Using the Frame Analysis Spreadsheets

Following some recent questions in the comments, here are some answers:

How can nodal moments be created?

The current versions only allow for forces to be applied to beams, but any point load or moment applied at the start or end of a beam will in effect be applied at the node, so set “Position” to zero for any beam starting at the node, or to the beam length for a beam ending at the node.  In Frame 4 (the 2D version) all moments are applied about the Z axis.  In 3DFrame moments are applied about the global axis specified in “Direction XYZ” (Column C).

How can hinge or spherical joints, or bushing joints be created?

Both Frame4 and 3DFrame allow either end of a beam to be given a rotational spring stiffness.  If the stiffness is set to a very low value the beam ends will in effect be free to rotate.  In Frame4 rotations are about the Z axis.  In 3DFrame the rotations are relative to the beam principal axes, which are described here:  3D Frames, axes and stiffness matrices.

3DFrame also allows beams ends to be allocated a translational spring release along any of the three principal axes.

The example frame in each of the download files illustrates the use of the beam end springs.

How can multiple point restraints be applied?

Nodes can in effect be restrained to move together by connecting with very stiff members, with any required end hinge conditions, to provide the required restraint.

 

Advertisements
This entry was posted in Excel, Finite Element Analysis, Frame Analysis, Newton, VBA and tagged , , , , . Bookmark the permalink.

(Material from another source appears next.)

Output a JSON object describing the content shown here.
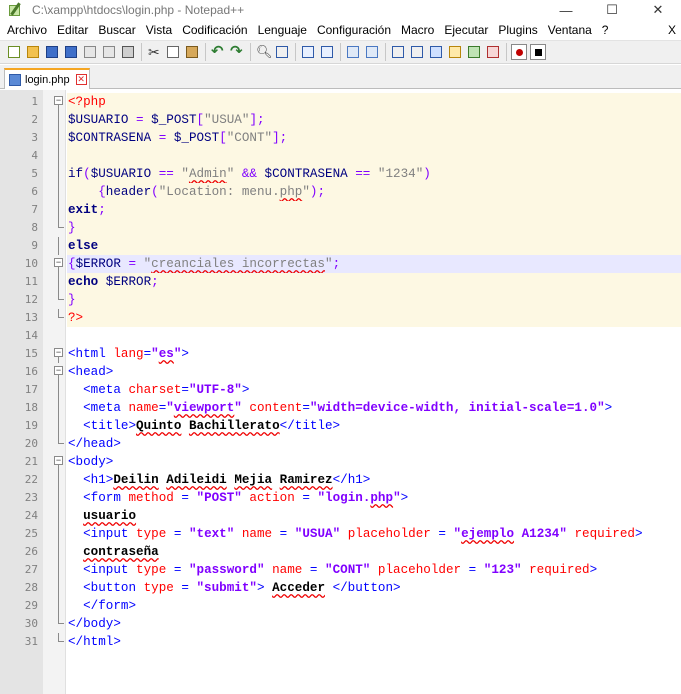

2 Responses to Using the Frame Analysis Spreadsheets

  1. metrox says:

    Hello,
    Can you please explain how point load should be defined? It is point related or beam related?
    In input section Position for point loads?
    Lets say I have simple truss and I wan’t to define point loads on it’s top chord nodes. What I need to put? In your example with truss there are 0 and 10.

    Like

    • dougaj4 says:

      Hi metrox.
      Point loads are applied to beams, but if they are applied exactly at the start or end of a beam it has exactly the same effect as applying directly to a node.
      So if you want to apply to a node the easiest thing to do is to select a beam that starts at that node and apply with position = 0. If the node only has beams connected at end 2 then select one of those beams and apply the load at position = beam length.

      Like

Leave a Reply

Fill in your details below or click an icon to log in:

WordPress.com Logo

You are commenting using your WordPress.com account. Log Out / Change )

Twitter picture

You are commenting using your Twitter account. Log Out / Change )

Facebook photo

You are commenting using your Facebook account. Log Out / Change )

Google+ photo

You are commenting using your Google+ account. Log Out / Change )

Connecting to %s